Mr. Speaker, the latest iteration we have from the Liberal Party is a private member's bill that has no money either. It is just a continuation of more empty Liberal promises.

We intend to proceed with clear budgets, with accountability, with action, with results and with measurement. We will deal with the issues of aboriginal poverty that the Liberals did not address for 13 years, a 13 year record of shame and incompetence.

Employment
Oral Questions

June 8th, 2006 / 2:50 p.m.

Liberal

Jean-Claude D'Amours Madawaska—Restigouche, NB

Mr. Speaker, this morning, during a meeting of the Standing Committee on Human Resources and Skills Development, Social Development and the Status of Persons with Disabilities, the hon. Conservative member and Parliamentary Secretary to the Minister of Transport, Infrastructure and Communities announced he had a plan for permanently transferring unemployed people from the Atlantic provinces to Alberta. It is totally unacceptable for the government to make such comments, let alone think them.

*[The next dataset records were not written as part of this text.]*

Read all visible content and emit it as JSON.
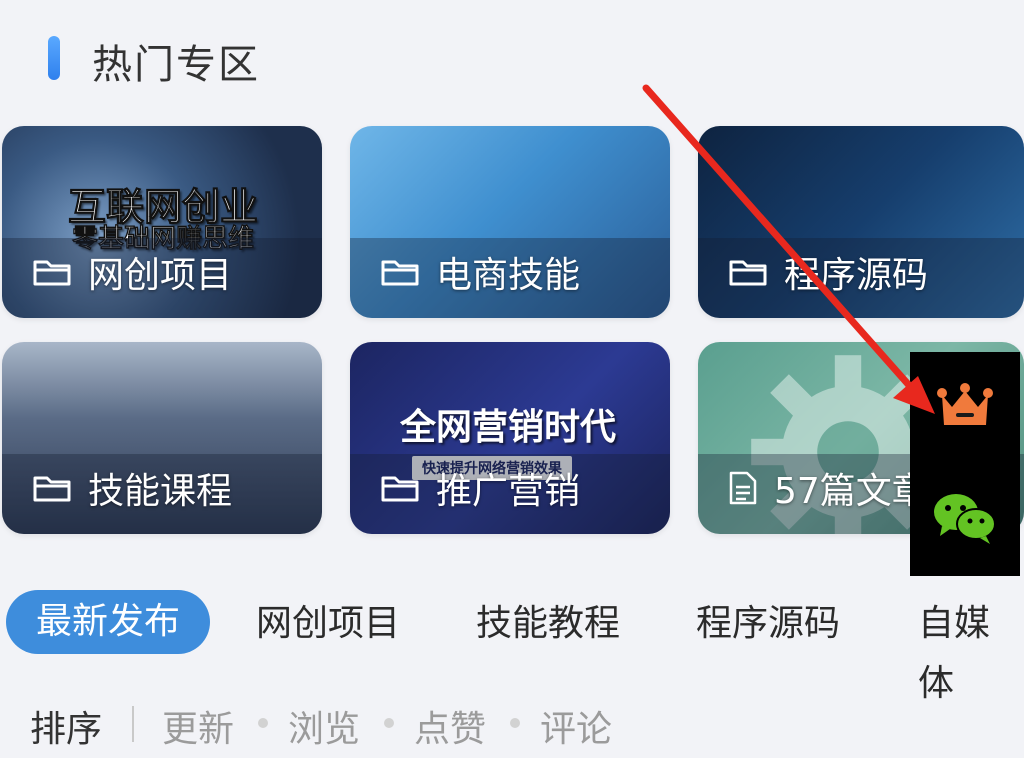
{
  "section": {
    "title": "热门专区"
  },
  "cards": [
    {
      "label": "网创项目",
      "banner_main": "互联网创业",
      "banner_sub": "零基础网赚思维"
    },
    {
      "label": "电商技能"
    },
    {
      "label": "程序源码"
    },
    {
      "label": "技能课程"
    },
    {
      "label": "推广营销",
      "banner_main": "全网营销时代",
      "banner_sub": "快速提升网络营销效果"
    },
    {
      "label": "57篇文章"
    }
  ],
  "tabs": [
    "最新发布",
    "网创项目",
    "技能教程",
    "程序源码",
    "自媒体"
  ],
  "sort": {
    "label": "排序",
    "options": [
      "更新",
      "浏览",
      "点赞",
      "评论"
    ]
  },
  "colors": {
    "accent": "#3e8ddc",
    "vip": "#f07a3c",
    "wechat": "#63c323",
    "arrow": "#e8281e"
  },
  "floating": {
    "vip_icon": "crown-icon",
    "wechat_icon": "wechat-icon"
  }
}
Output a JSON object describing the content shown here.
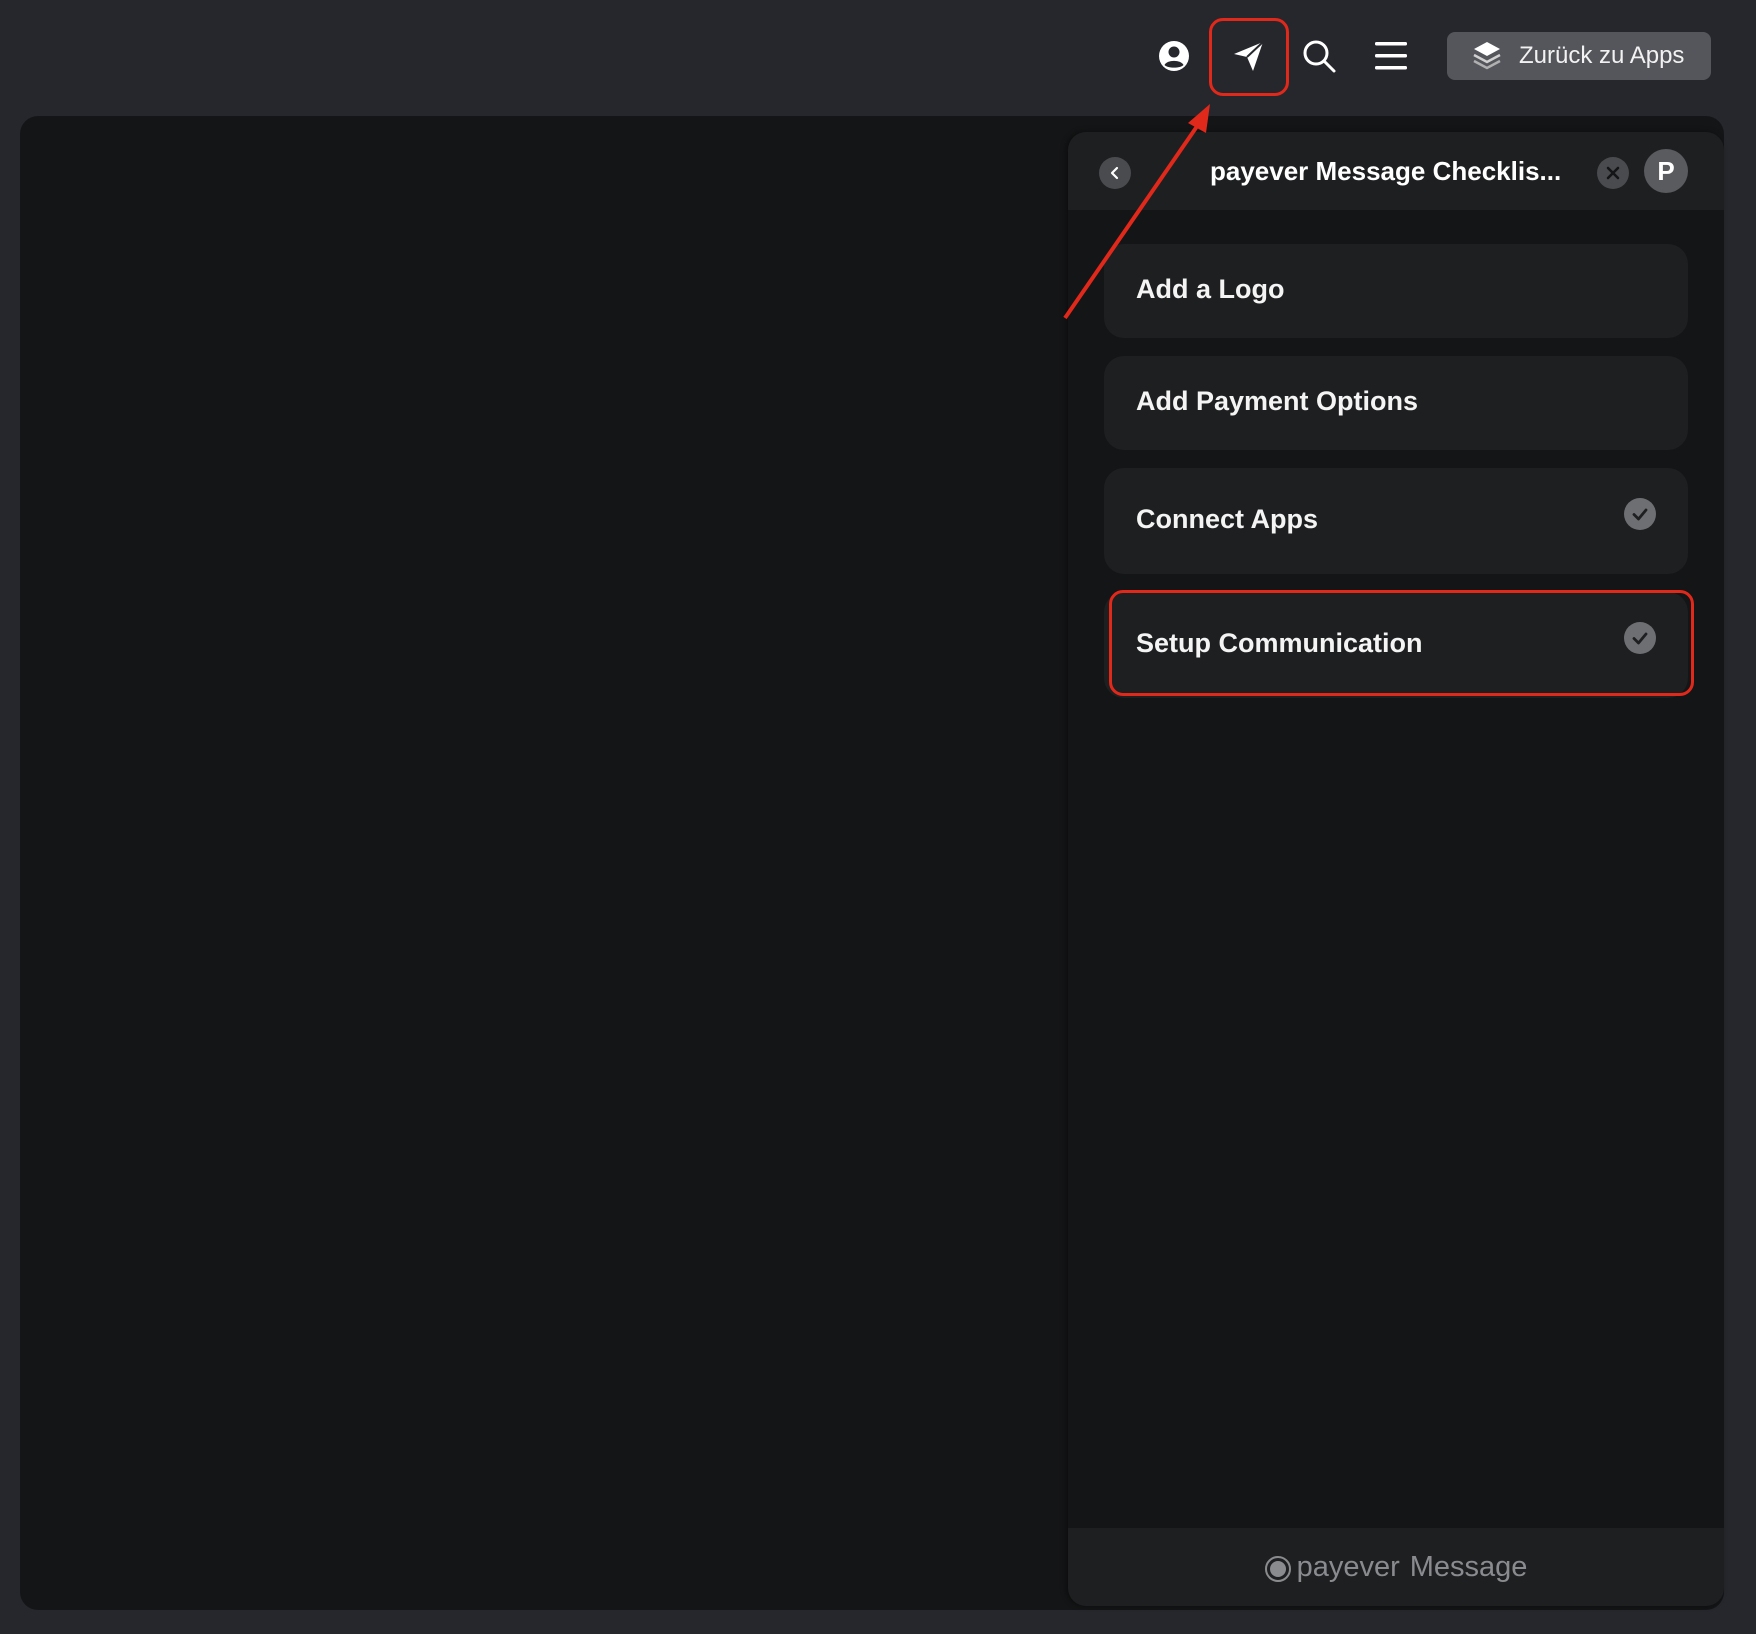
{
  "topbar": {
    "icons": [
      "user-circle-icon",
      "send-icon",
      "search-icon",
      "menu-icon",
      "layers-icon"
    ],
    "back_to_apps_label": "Zurück zu Apps"
  },
  "panel": {
    "title": "payever Message Checklis...",
    "avatar_letter": "P",
    "items": [
      {
        "label": "Add a Logo",
        "checked": false
      },
      {
        "label": "Add Payment Options",
        "checked": false
      },
      {
        "label": "Connect Apps",
        "checked": true
      },
      {
        "label": "Setup Communication",
        "checked": true
      }
    ],
    "footer": {
      "brand": "payever",
      "product": "Message"
    }
  },
  "annotation_color": "#e0281b"
}
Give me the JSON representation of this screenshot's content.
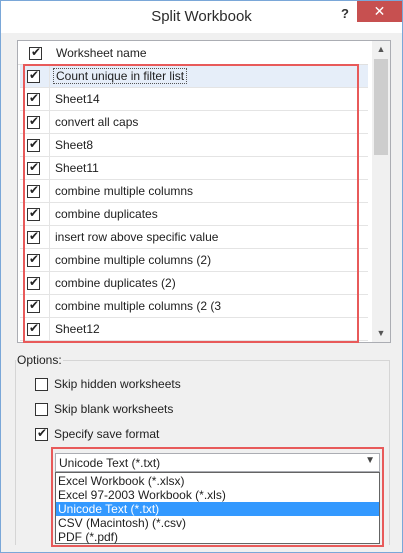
{
  "window": {
    "title": "Split Workbook",
    "help_label": "?",
    "close_label": "✕"
  },
  "list": {
    "header_label": "Worksheet name",
    "header_checked": true,
    "items": [
      {
        "label": "Count unique in filter list",
        "checked": true,
        "selected": true
      },
      {
        "label": "Sheet14",
        "checked": true
      },
      {
        "label": "convert all caps",
        "checked": true
      },
      {
        "label": "Sheet8",
        "checked": true
      },
      {
        "label": "Sheet11",
        "checked": true
      },
      {
        "label": "combine multiple columns",
        "checked": true
      },
      {
        "label": "combine duplicates",
        "checked": true
      },
      {
        "label": "insert row above specific value",
        "checked": true
      },
      {
        "label": "combine multiple columns (2)",
        "checked": true
      },
      {
        "label": "combine duplicates (2)",
        "checked": true
      },
      {
        "label": "combine multiple columns (2 (3",
        "checked": true
      },
      {
        "label": "Sheet12",
        "checked": true
      }
    ]
  },
  "options": {
    "group_label": "Options:",
    "skip_hidden": {
      "label": "Skip hidden worksheets",
      "checked": false
    },
    "skip_blank": {
      "label": "Skip blank worksheets",
      "checked": false
    },
    "specify_format": {
      "label": "Specify save format",
      "checked": true
    }
  },
  "format": {
    "selected_value": "Unicode Text (*.txt)",
    "options": [
      "Excel Workbook (*.xlsx)",
      "Excel 97-2003 Workbook (*.xls)",
      "Unicode Text (*.txt)",
      "CSV (Macintosh) (*.csv)",
      "PDF (*.pdf)"
    ],
    "highlighted_index": 2
  },
  "colors": {
    "highlight_box": "#e85a5a",
    "selection_blue": "#3399ff",
    "close_button": "#c75050"
  }
}
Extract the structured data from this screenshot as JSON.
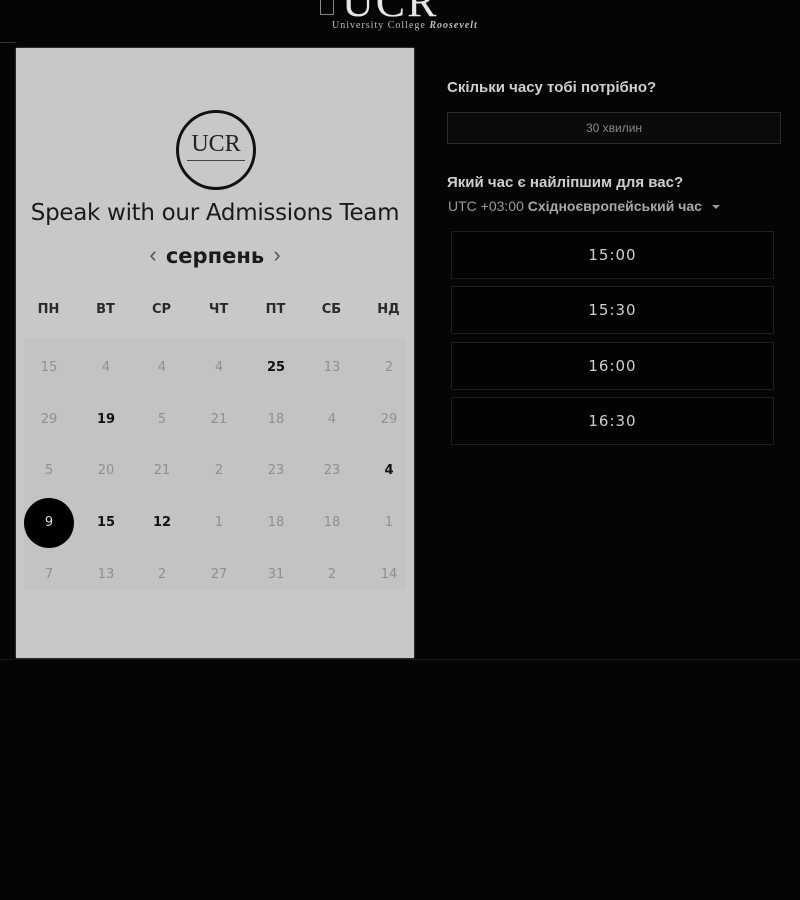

My question is simple. How can the government justify such a radical policy by members of its caucus?

Employment
Oral Questions

2:50 p.m.

Central Nova
Nova Scotia

Conservative

Peter MacKay Minister of Foreign Affairs and Minister of the Atlantic Canada Opportunities Agency

Mr. Speaker, that is such a complete and utter distortion of truth on what was said in committee that it is hardly worth answering.

The reality is that this government has taken more steps in recent days to help Atlantic Canadians stay in their region, work in their region and to raise families in their region. That is the record of the Conservative government in the short time it has been in office, unlike the record opposite that left Atlantic Canadians with little choice but to seek employment in other regions.

Employment
Oral Questions

2:50 p.m.

Liberal

Jean-Claude D'Amours Madawaska—Restigouche, NB

Mr. Speaker, that is absolutely not what we heard. There was a concrete plan. The minister can try to present the facts in a better light, but the fact remains that this is not the first time such radical comments, about the region I represent, have been uttered by hon. members of the government. It is clear that this government does not understand anything about the Atlantic provinces. It is even more obvious that they do not want to understand anything.

The government's objective seems clear: it wants to drive Atlantic Canadians out of their regions. Is that the Prime Minister's hidden agenda for dealing with the Conservatives' defeatist attitude toward the Atlantic provinces?

Employment
Oral Questions

2:50 p.m.

Central Nova
Nova Scotia

Conservative

Peter MacKay Minister of Foreign Affairs and Minister of the Atlantic Canada Opportunities Agency

Mr. Speaker, I represent Atlantic Canadians as well. I grew up and live in that region. What a complete misstatement of fact. That is not a policy, nor was it even an utterance of a government member. That is a complete distortion, a complete myth and a complete misstatement of fact, which is not uncommon or unusual coming from Liberal members opposite.